A day in the Life: Time to go to Work – the job begins when I get to the airport, but the preparation starts hours earlier.  A daily routine before a long haul flight is very important and can make an all night challenge to stay awake, much easier if a few things are followed.  So before I even start thinking about work, there are some must do’s to prepare.  Then of course once I am in “work mode” I need to prepare for the flight of the day.  

 

A day in the Life: Layover – One of the several perks about this job is that we get to spend 24-48 hours or more in some amazing places that we might not get to see otherwise.  Virtually everywhere I have flown too has some unique experiences, so I will try and highlight some of these things in the various cities I have flown too.  Those cities include, London, Amsterdam, Paris, Frankfurt, Mumbai, Johannesburg, Anchorage, San Francisco, and Los Angeles.  I will also discuss the routine while away from home to make sure I am rested, and prepared for the long flight home to Hong Kong.

 

I may also include:

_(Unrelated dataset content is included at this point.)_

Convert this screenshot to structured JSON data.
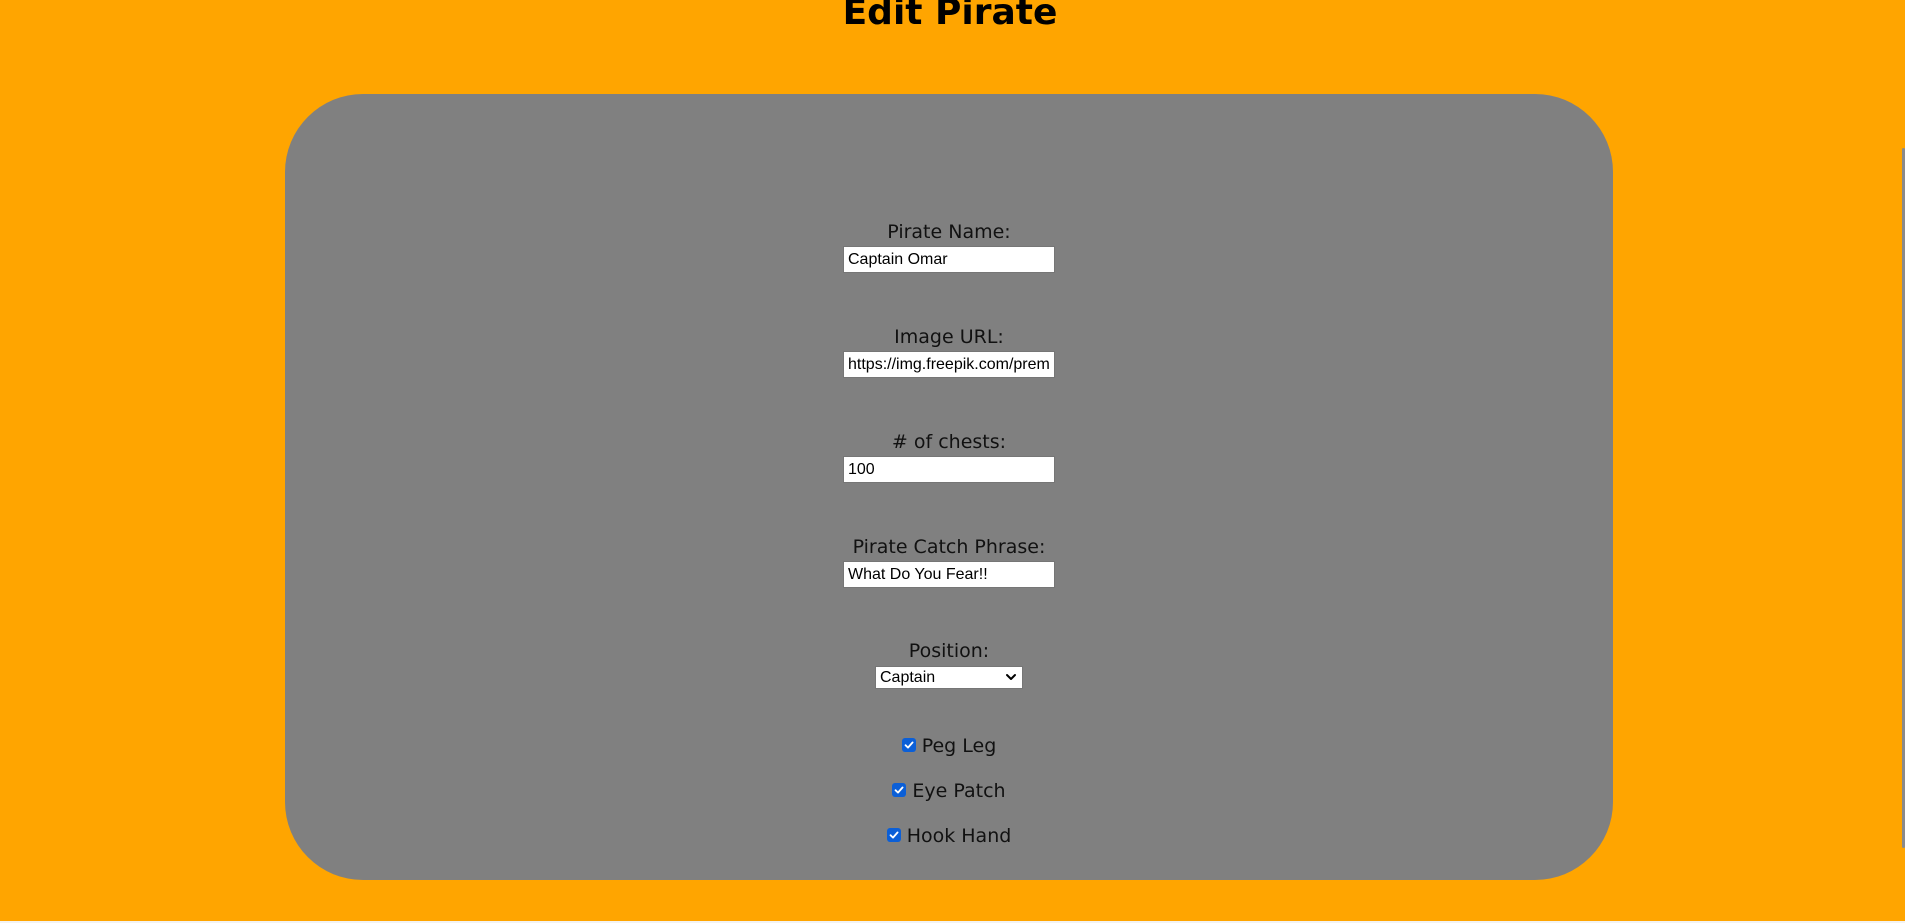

A day in the Life: Recovery Day – obviously after a long haul flight crossing many time zones, through all hours of the day or night, it can be a challenge to re-acclimatize to a “Hong Kong Body Clock”.  I will discuss some of my routines to help with this, as well as what I find works best when on a “super compact roster” where I return to Hong Kong with around 24-36 hours, before departing on another long haul flight.    

 

I hope this has some interest to some of my readers, and will be working on these posts over the next few days, so please stay tuned.  In the meantime, I hope everyone has enjoyed the Labour Day weekend in North America. 

 

Fly Safe